- _Component data from apps and pages_
○ ○ ○ ○ ○ ○ ○
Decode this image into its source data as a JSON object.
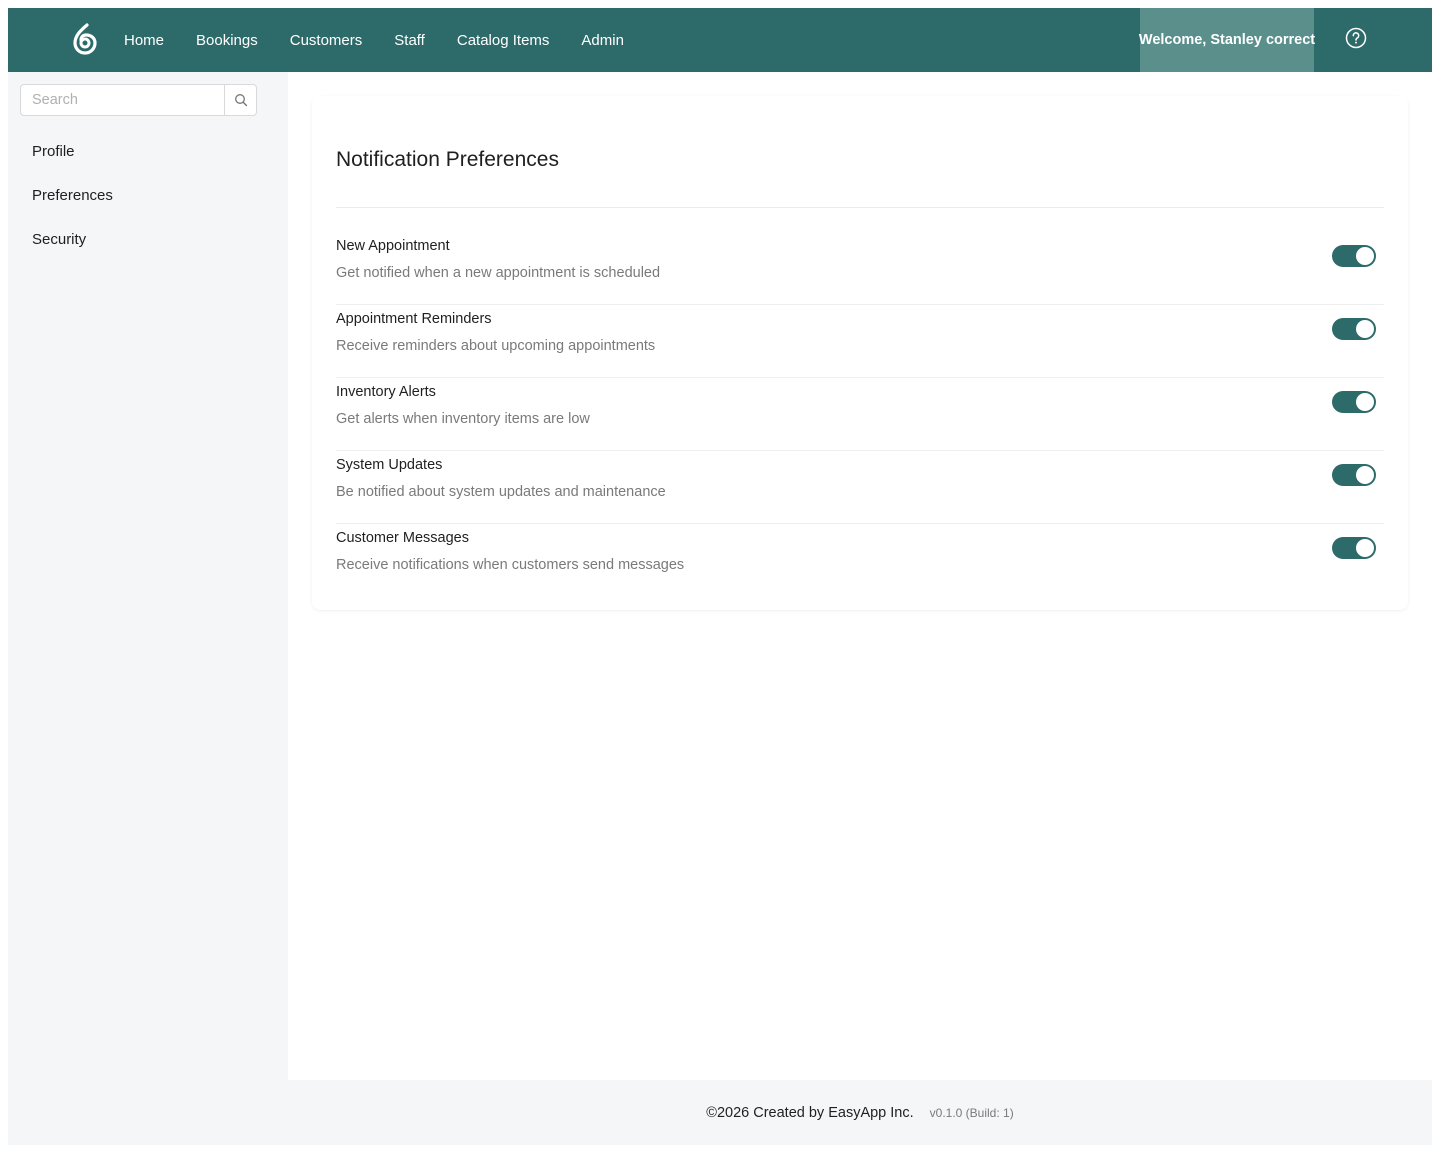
{
  "header": {
    "nav": [
      "Home",
      "Bookings",
      "Customers",
      "Staff",
      "Catalog Items",
      "Admin"
    ],
    "welcome": "Welcome, Stanley correct",
    "logo_icon": "flame-logo-icon",
    "help_icon": "question-circle-icon",
    "bg_color": "#2d6b6a"
  },
  "sidebar": {
    "search_placeholder": "Search",
    "search_icon": "search-icon",
    "items": [
      "Profile",
      "Preferences",
      "Security"
    ]
  },
  "main": {
    "title": "Notification Preferences",
    "preferences": [
      {
        "title": "New Appointment",
        "description": "Get notified when a new appointment is scheduled",
        "enabled": true
      },
      {
        "title": "Appointment Reminders",
        "description": "Receive reminders about upcoming appointments",
        "enabled": true
      },
      {
        "title": "Inventory Alerts",
        "description": "Get alerts when inventory items are low",
        "enabled": true
      },
      {
        "title": "System Updates",
        "description": "Be notified about system updates and maintenance",
        "enabled": true
      },
      {
        "title": "Customer Messages",
        "description": "Receive notifications when customers send messages",
        "enabled": true
      }
    ],
    "toggle_color": "#2d6b6a"
  },
  "footer": {
    "copyright": "©2026 Created by EasyApp Inc.",
    "version": "v0.1.0 (Build: 1)"
  }
}
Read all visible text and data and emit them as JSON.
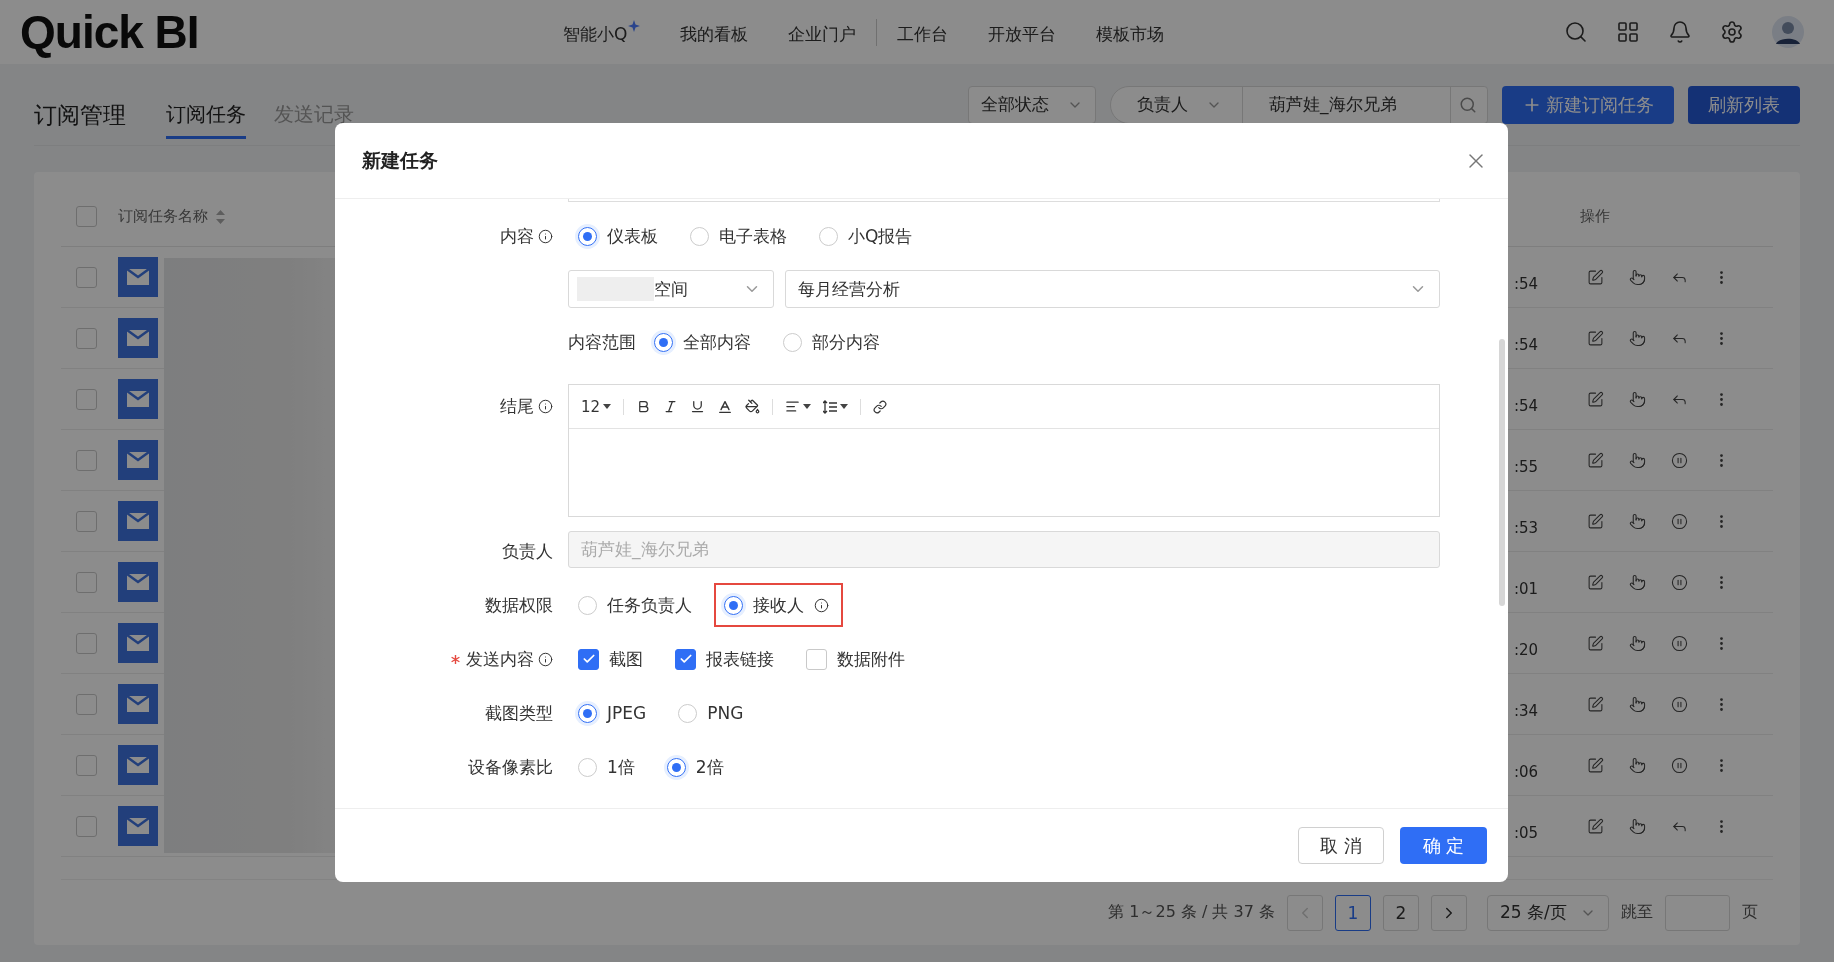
{
  "topbar": {
    "logo": "Quick BI",
    "nav": [
      {
        "label": "智能小Q",
        "sparkle": true,
        "separated": false
      },
      {
        "label": "我的看板",
        "sparkle": false,
        "separated": false
      },
      {
        "label": "企业门户",
        "sparkle": false,
        "separated": false
      },
      {
        "label": "工作台",
        "sparkle": false,
        "separated": true
      },
      {
        "label": "开放平台",
        "sparkle": false,
        "separated": false
      },
      {
        "label": "模板市场",
        "sparkle": false,
        "separated": false
      }
    ]
  },
  "page": {
    "title": "订阅管理",
    "tabs": [
      {
        "label": "订阅任务",
        "selected": true
      },
      {
        "label": "发送记录",
        "selected": false
      }
    ],
    "filters": {
      "status": "全部状态",
      "owner_type": "负责人",
      "owner": "葫芦娃_海尔兄弟"
    },
    "buttons": [
      {
        "label": "新建订阅任务",
        "kind": "primary"
      },
      {
        "label": "刷新列表",
        "kind": "secondary"
      }
    ]
  },
  "table": {
    "all_checked": false,
    "columns": [
      "订阅任务名称",
      "操作"
    ],
    "rows": [
      {
        "checked": false,
        "time": ":54",
        "kind": "revoke"
      },
      {
        "checked": false,
        "time": ":54",
        "kind": "revoke"
      },
      {
        "checked": false,
        "time": ":54",
        "kind": "revoke"
      },
      {
        "checked": false,
        "time": ":55",
        "kind": "pause"
      },
      {
        "checked": false,
        "time": ":53",
        "kind": "pause"
      },
      {
        "checked": false,
        "time": ":01",
        "kind": "pause"
      },
      {
        "checked": false,
        "time": ":20",
        "kind": "pause"
      },
      {
        "checked": false,
        "time": ":34",
        "kind": "pause"
      },
      {
        "checked": false,
        "time": ":06",
        "kind": "pause"
      },
      {
        "checked": false,
        "time": ":05",
        "kind": "revoke"
      }
    ]
  },
  "pagination": {
    "summary": "第 1～25 条 / 共 37 条",
    "pages": [
      {
        "label": "1",
        "selected": true
      },
      {
        "label": "2",
        "selected": false
      }
    ],
    "prev_disabled": true,
    "page_size": "25 条/页",
    "jump_label": "跳至",
    "page_unit": "页"
  },
  "dialog": {
    "title": "新建任务",
    "fields": [
      {
        "kind": "radio",
        "label": "内容",
        "info": true,
        "required": false,
        "options": [
          {
            "label": "仪表板",
            "selected": true,
            "info": false,
            "highlighted": false
          },
          {
            "label": "电子表格",
            "selected": false,
            "info": false,
            "highlighted": false
          },
          {
            "label": "小Q报告",
            "selected": false,
            "info": false,
            "highlighted": false
          }
        ]
      },
      {
        "kind": "selects",
        "space_suffix": "空间",
        "report": "每月经营分析"
      },
      {
        "kind": "scope",
        "label": "内容范围",
        "options": [
          {
            "label": "全部内容",
            "selected": true,
            "info": false,
            "highlighted": false
          },
          {
            "label": "部分内容",
            "selected": false,
            "info": false,
            "highlighted": false
          }
        ]
      },
      {
        "kind": "editor",
        "label": "结尾",
        "info": true,
        "required": false,
        "font_size": "12"
      },
      {
        "kind": "readonly",
        "label": "负责人",
        "info": false,
        "required": false,
        "value": "葫芦娃_海尔兄弟"
      },
      {
        "kind": "radio",
        "label": "数据权限",
        "info": false,
        "required": false,
        "options": [
          {
            "label": "任务负责人",
            "selected": false,
            "info": false,
            "highlighted": false
          },
          {
            "label": "接收人",
            "selected": true,
            "info": true,
            "highlighted": true
          }
        ]
      },
      {
        "kind": "checkbox",
        "label": "发送内容",
        "info": true,
        "required": true,
        "options": [
          {
            "label": "截图",
            "checked": true
          },
          {
            "label": "报表链接",
            "checked": true
          },
          {
            "label": "数据附件",
            "checked": false
          }
        ]
      },
      {
        "kind": "radio",
        "label": "截图类型",
        "info": false,
        "required": false,
        "options": [
          {
            "label": "JPEG",
            "selected": true,
            "info": false,
            "highlighted": false
          },
          {
            "label": "PNG",
            "selected": false,
            "info": false,
            "highlighted": false
          }
        ]
      },
      {
        "kind": "radio",
        "label": "设备像素比",
        "info": false,
        "required": false,
        "options": [
          {
            "label": "1倍",
            "selected": false,
            "info": false,
            "highlighted": false
          },
          {
            "label": "2倍",
            "selected": true,
            "info": false,
            "highlighted": false
          }
        ]
      }
    ],
    "buttons": [
      {
        "label": "取 消",
        "kind": "default"
      },
      {
        "label": "确 定",
        "kind": "primary"
      }
    ]
  }
}
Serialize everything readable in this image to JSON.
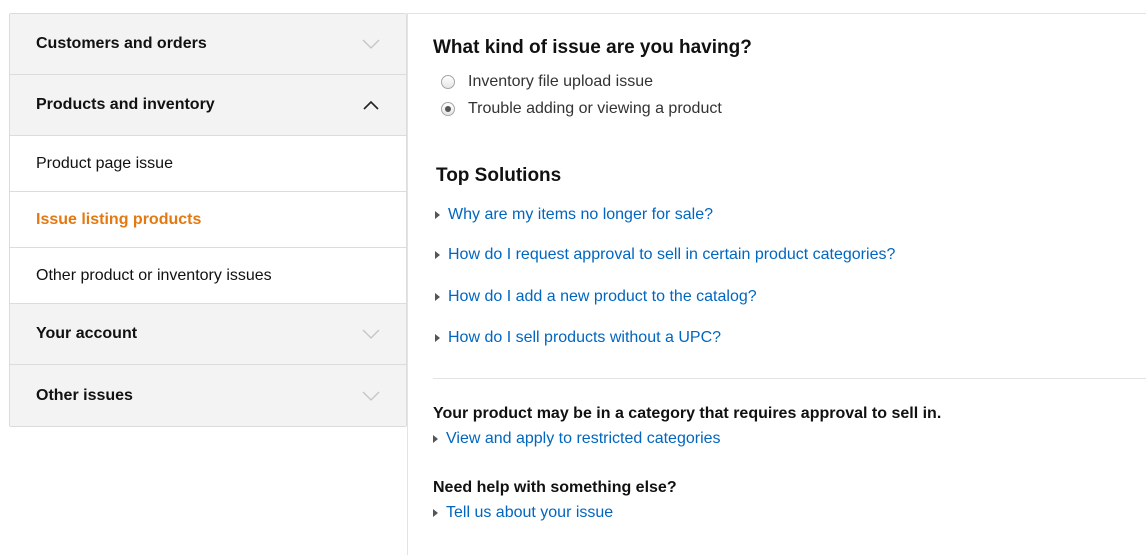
{
  "sidebar": {
    "cat_customers": "Customers and orders",
    "cat_products": "Products and inventory",
    "sub_items": [
      "Product page issue",
      "Issue listing products",
      "Other product or inventory issues"
    ],
    "cat_account": "Your account",
    "cat_other": "Other issues"
  },
  "main": {
    "question": "What kind of issue are you having?",
    "options": [
      "Inventory file upload issue",
      "Trouble adding or viewing a product"
    ],
    "selected_option_index": 1,
    "solutions_title": "Top Solutions",
    "solutions": [
      "Why are my items no longer for sale?",
      "How do I request approval to sell in certain product categories?",
      "How do I add a new product to the catalog?",
      "How do I sell products without a UPC?"
    ],
    "category_note": "Your product may be in a category that requires approval to sell in.",
    "category_link": "View and apply to restricted categories",
    "help_title": "Need help with something else?",
    "help_link": "Tell us about your issue"
  },
  "colors": {
    "link": "#0066c0",
    "active": "#e47911",
    "category_bg": "#f3f3f3"
  }
}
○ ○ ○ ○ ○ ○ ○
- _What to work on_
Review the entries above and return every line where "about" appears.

- _Exercise response_
        "description": "Receive reminders about upcoming appointments",
        "description": "Be notified about system updates and maintenance",
    "help_link": "Tell us about your issue"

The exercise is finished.